Born Aug. 15, 1942, spent 15 years as reporter, Washington economics correspondent, and the business editor for The Los Angeles Times; 26 as reporter and editor for The Wall Street Journal; and five as founding editor and CEO of ProPublica, a non-partisan, non-profit, Internet-based investigative newsroom. In 2007, he received SABEW’s Distinguished Achievement Award.
One of the most important roles of business journalism is to hold some of the world’s richest and most powerful people to account. It can be a challenging task, because misbehavior in business is often hard to prove and because the offenders often firmly believe that they have done nothing wrong. The line, for example, between judicious tax avoidance and criminal tax evasion is often narrow.
Yet it is a crucial missed opportunity – even a dereliction of duty to society – for reporters and editors to shrink from this task. Capitalism has many virtues, if the participants play by the rules. It allocates resources efficiently, creates jobs and wealth, and reduces the risk that workers or money will be wasted. But playing by the rules is much more likely if business leaders know that someone is watching.
This came home to me powerfully in the last of my 16 years of editing The Wall Street Journal, 2006-2007. Journal reporters had discovered that there was a high probability that executives at quite a few companies – they initially had identified around 10 – had maneuvered to secretly alter, to “backdate,” the timing of grants of stock options.
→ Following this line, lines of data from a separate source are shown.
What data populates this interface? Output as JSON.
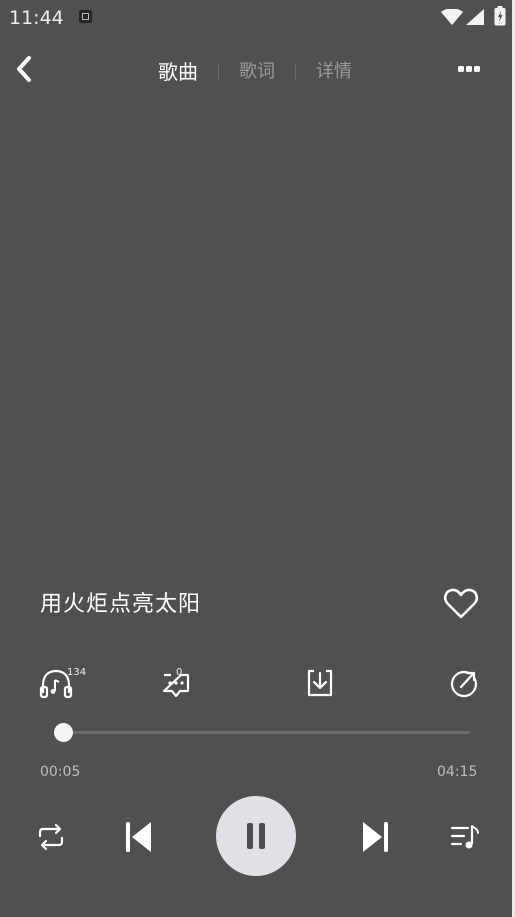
{
  "status_bar": {
    "time": "11:44"
  },
  "tabs": [
    {
      "label": "歌曲",
      "active": true
    },
    {
      "label": "歌词",
      "active": false
    },
    {
      "label": "详情",
      "active": false
    }
  ],
  "song": {
    "title": "用火炬点亮太阳",
    "favorited": false
  },
  "actions": {
    "listen_count": "134",
    "comment_count": "0"
  },
  "progress": {
    "current": "00:05",
    "total": "04:15",
    "fraction": 0.02
  },
  "player": {
    "state": "playing"
  },
  "icons": {
    "back": "back-chevron-icon",
    "more": "more-dots-icon",
    "heart": "heart-outline-icon",
    "headphones": "headphones-icon",
    "comment": "comment-icon",
    "download": "download-icon",
    "share": "share-icon",
    "repeat": "repeat-icon",
    "prev": "skip-previous-icon",
    "pause": "pause-icon",
    "next": "skip-next-icon",
    "playlist": "playlist-icon"
  },
  "colors": {
    "background": "#505050",
    "active_tab": "#ffffff",
    "inactive_tab": "#9a9a9a",
    "play_button": "#e3dfe6"
  }
}
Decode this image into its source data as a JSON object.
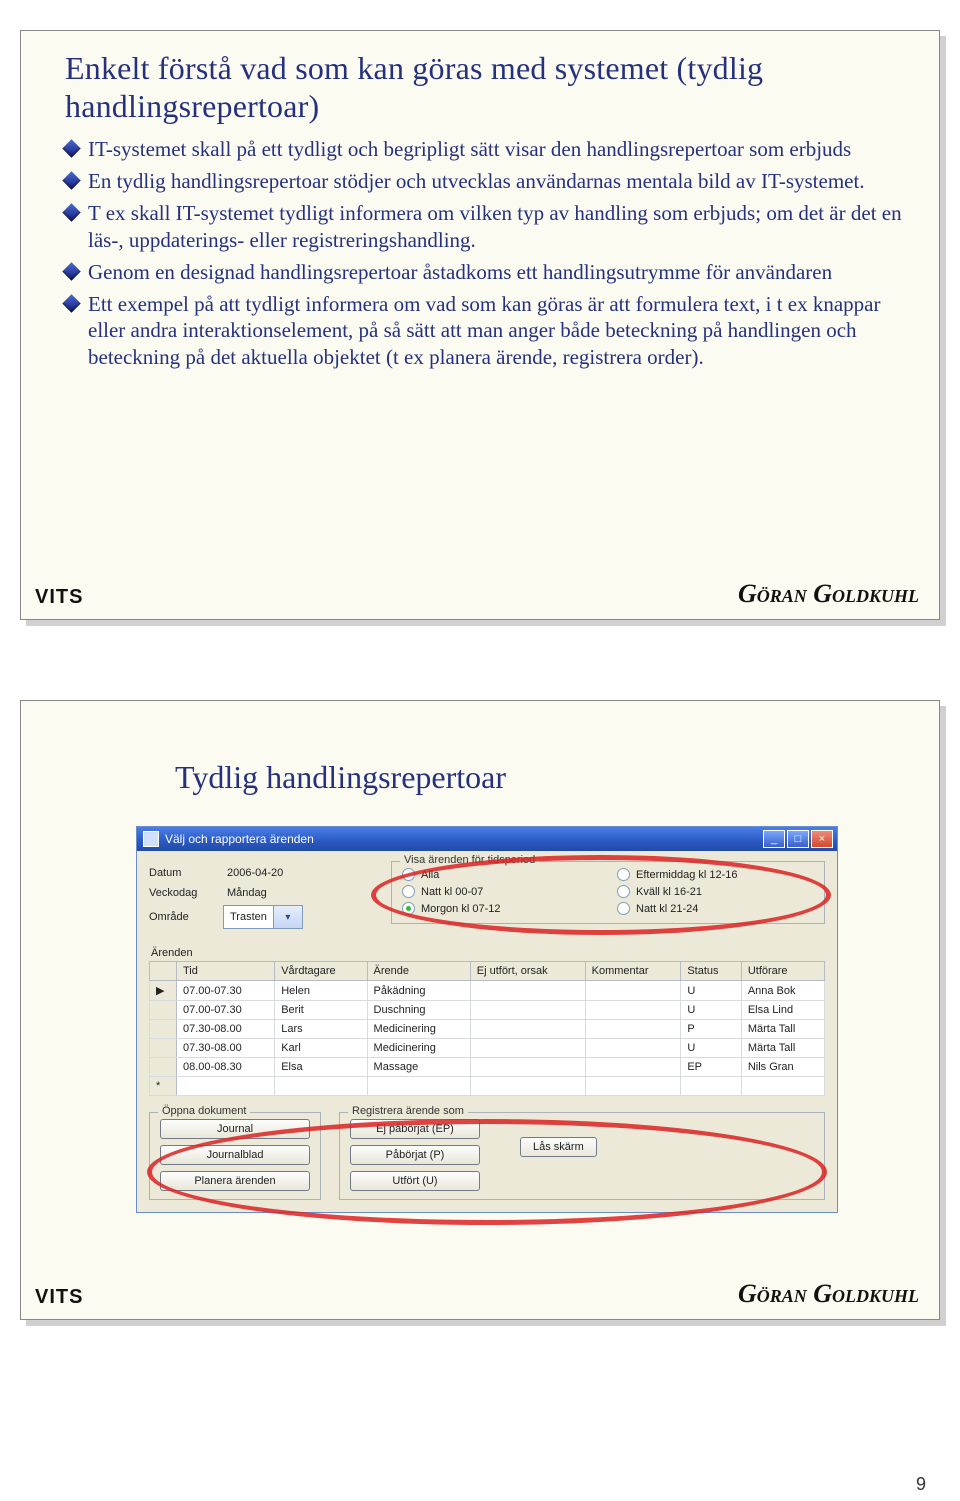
{
  "footer": {
    "org": "VITS",
    "author": "Göran Goldkuhl"
  },
  "page_number": "9",
  "slide1": {
    "title": "Enkelt förstå vad som kan göras med systemet (tydlig handlingsrepertoar)",
    "bullets": [
      "IT-systemet skall på ett tydligt och begripligt sätt visar den handlingsrepertoar som erbjuds",
      "En tydlig handlingsrepertoar stödjer och utvecklas användarnas mentala bild av IT-systemet.",
      "T ex skall IT-systemet tydligt informera om vilken typ av handling som erbjuds; om det är det en läs-, uppdaterings- eller registreringshandling.",
      "Genom en designad handlingsrepertoar åstadkoms ett handlingsutrymme för användaren",
      "Ett exempel på att tydligt informera om vad som kan göras är att formulera text, i t ex knappar eller andra interaktionselement, på så sätt att man anger både beteckning på handlingen och beteckning på det aktuella objektet (t ex planera ärende, registrera order)."
    ]
  },
  "slide2": {
    "title": "Tydlig handlingsrepertoar",
    "app": {
      "window_title": "Välj och rapportera ärenden",
      "labels": {
        "datum": "Datum",
        "veckodag": "Veckodag",
        "omrade": "Område",
        "arenden": "Ärenden"
      },
      "values": {
        "datum": "2006-04-20",
        "veckodag": "Måndag",
        "omrade": "Trasten"
      },
      "period_legend": "Visa ärenden för tidsperiod",
      "radios": [
        {
          "label": "Alla",
          "on": false
        },
        {
          "label": "Eftermiddag kl 12-16",
          "on": false
        },
        {
          "label": "Natt kl 00-07",
          "on": false
        },
        {
          "label": "Kväll kl 16-21",
          "on": false
        },
        {
          "label": "Morgon kl 07-12",
          "on": true
        },
        {
          "label": "Natt kl 21-24",
          "on": false
        }
      ],
      "columns": [
        "Tid",
        "Vårdtagare",
        "Ärende",
        "Ej utfört, orsak",
        "Kommentar",
        "Status",
        "Utförare"
      ],
      "rows": [
        {
          "tid": "07.00-07.30",
          "vard": "Helen",
          "arende": "Påkädning",
          "orsak": "",
          "kom": "",
          "status": "U",
          "utf": "Anna Bok"
        },
        {
          "tid": "07.00-07.30",
          "vard": "Berit",
          "arende": "Duschning",
          "orsak": "",
          "kom": "",
          "status": "U",
          "utf": "Elsa Lind"
        },
        {
          "tid": "07.30-08.00",
          "vard": "Lars",
          "arende": "Medicinering",
          "orsak": "",
          "kom": "",
          "status": "P",
          "utf": "Märta Tall"
        },
        {
          "tid": "07.30-08.00",
          "vard": "Karl",
          "arende": "Medicinering",
          "orsak": "",
          "kom": "",
          "status": "U",
          "utf": "Märta Tall"
        },
        {
          "tid": "08.00-08.30",
          "vard": "Elsa",
          "arende": "Massage",
          "orsak": "",
          "kom": "",
          "status": "EP",
          "utf": "Nils Gran"
        }
      ],
      "open_legend": "Öppna dokument",
      "open_buttons": [
        "Journal",
        "Journalblad",
        "Planera ärenden"
      ],
      "reg_legend": "Registrera ärende som",
      "reg_buttons": [
        "Ej påbörjat (EP)",
        "Påbörjat (P)",
        "Utfört (U)"
      ],
      "lock_button": "Lås skärm"
    }
  }
}
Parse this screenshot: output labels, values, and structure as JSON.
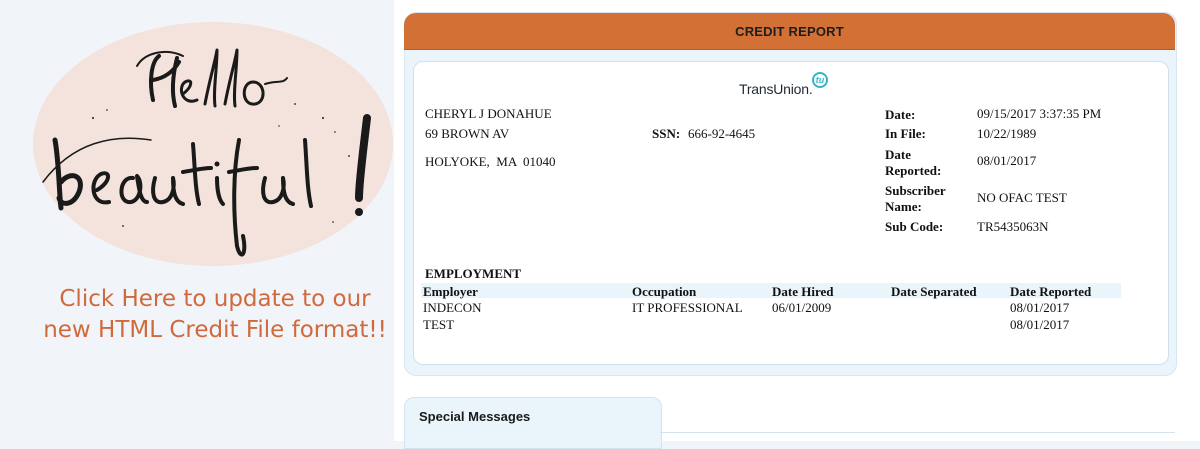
{
  "promo": {
    "link_text": "Click Here to update to our new HTML Credit File format!!"
  },
  "report": {
    "header_title": "CREDIT REPORT",
    "bureau": {
      "logo_text": "TransUnion.",
      "badge": "tu",
      "logo_color": "#33b5c9"
    },
    "consumer": {
      "name": "CHERYL J DONAHUE",
      "address_line1": "69 BROWN AV",
      "city_state_zip": "HOLYOKE,  MA  01040",
      "ssn_label": "SSN:",
      "ssn_value": "666-92-4645"
    },
    "meta": {
      "date_label": "Date:",
      "date_value": "09/15/2017 3:37:35 PM",
      "in_file_label": "In File:",
      "in_file_value": "10/22/1989",
      "date_reported_label_1": "Date",
      "date_reported_label_2": "Reported:",
      "date_reported_value": "08/01/2017",
      "subscriber_label_1": "Subscriber",
      "subscriber_label_2": "Name:",
      "subscriber_value": "NO OFAC TEST",
      "sub_code_label": "Sub Code:",
      "sub_code_value": "TR5435063N"
    },
    "employment": {
      "section_title": "EMPLOYMENT",
      "columns": [
        "Employer",
        "Occupation",
        "Date Hired",
        "Date Separated",
        "Date Reported"
      ],
      "rows": [
        {
          "employer": "INDECON",
          "occupation": "IT PROFESSIONAL",
          "date_hired": "06/01/2009",
          "date_separated": "",
          "date_reported": "08/01/2017"
        },
        {
          "employer": "TEST",
          "occupation": "",
          "date_hired": "",
          "date_separated": "",
          "date_reported": "08/01/2017"
        }
      ]
    }
  },
  "special_messages": {
    "label": "Special Messages"
  },
  "colors": {
    "header_orange": "#d27035",
    "link_orange": "#d06a3c",
    "panel_blue": "#eaf4fb",
    "oval_pink": "#f3e3dc"
  }
}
Options had exploded as a way of compensation, because they allowed favored employees to benefit from the rise in their companies’ stock price without having to put their own money at risk.
As most readers of this will know, a stock option confers the right to buy a certain number of shares at a fixed price for a specified period. If the “strike price” is, say, $100 per share, and the price rises to $150, the employee can buy the stock for $100 and sell it for $150 the same day, realizing an instant $50 profit on each share.
Some executives in the halcyon years at the end of the 20th century and the beginning of the 21st realized tens of millions of dollars, or even hundreds of millions of dollars, in this fashion.
Not content with such largesse, some executives and companies began to try to stack the deck. Under options plans approved by shareholders, the strike price was typically tied tightly to the day on which directors approved the option grant. Some companies tried to pick a day when the price was artificially low – such as immediately after a negative news announcement (known to some as “bullet-dodging”) or just before a favorable announcement (“spring loading”). A bit sleazy, but within the letter of the law. The lower the strike price, the greater the chances of ultimate profit .
Going even further, other companies falsified the date on which the option was granted, “backdating” the strike price to a figure days or even weeks earlier when the market price of stock was near a monthly or quarterly low. In itself, backdating wasn’t illegal, so long as shareholders were told.
Because companies didn’t want to change the shareholder-approved option plan, and because of certain unpleasant tax and accounting issues, they typically failed to make the disclosure and change the plan. In other words, they were lying to their shareholders.
Journal reporters couldn’t prove that this was being done. But on March 18, 2006, they produced an extraordinary front-page story, “Perfect Payday.” It identified 10 companies whose pattern of options grants hit so consistently at low price points that, according to rigorous computer analysis, the odds against doing that by chance were better than those against a random $1 bet winning the multi-state Powerball lottery.
Initially, all 10 companies denied backdating and attributed the success to luck. Leading business champions took us to task, saying we were making mountains out of technicality molehills. The late Steve Jobs, the brilliant founder of Apple computer, yelled at me over the phone for half an hour, accusing me of “East Coast bias,” even though I had worked in California long enough that two of my four children were born there.
But led by a couple of top Journal editors, Daniel Hertzberg and Gary Putka (now both at Bloomberg News), reporters Mark Maremont, James Bandler, Charles Forelle, and Steve Stecklow persevered, producing a dozen follow-up stories during the ensuing six weeks.
Soon, directors at companies all around the country were asking, “Do we have a problem?” As they poked into their own records, sometimes with the aid of outside counsel, they found dirty linen that led them to report errant behavior to the authorities, and sometimes oust respected executives. In the end, 130 companies were implicated (including all those in the original story), and 50 top executives or directors resigned or were fired.
Was backdating options the worst transgression business executives have ever committed? Hardly. But in an era of mounting inequality, it only seems fair to hold the most favored few to playing by the rules. This work reminded people with great power that someone is watching, and that’s a noble task.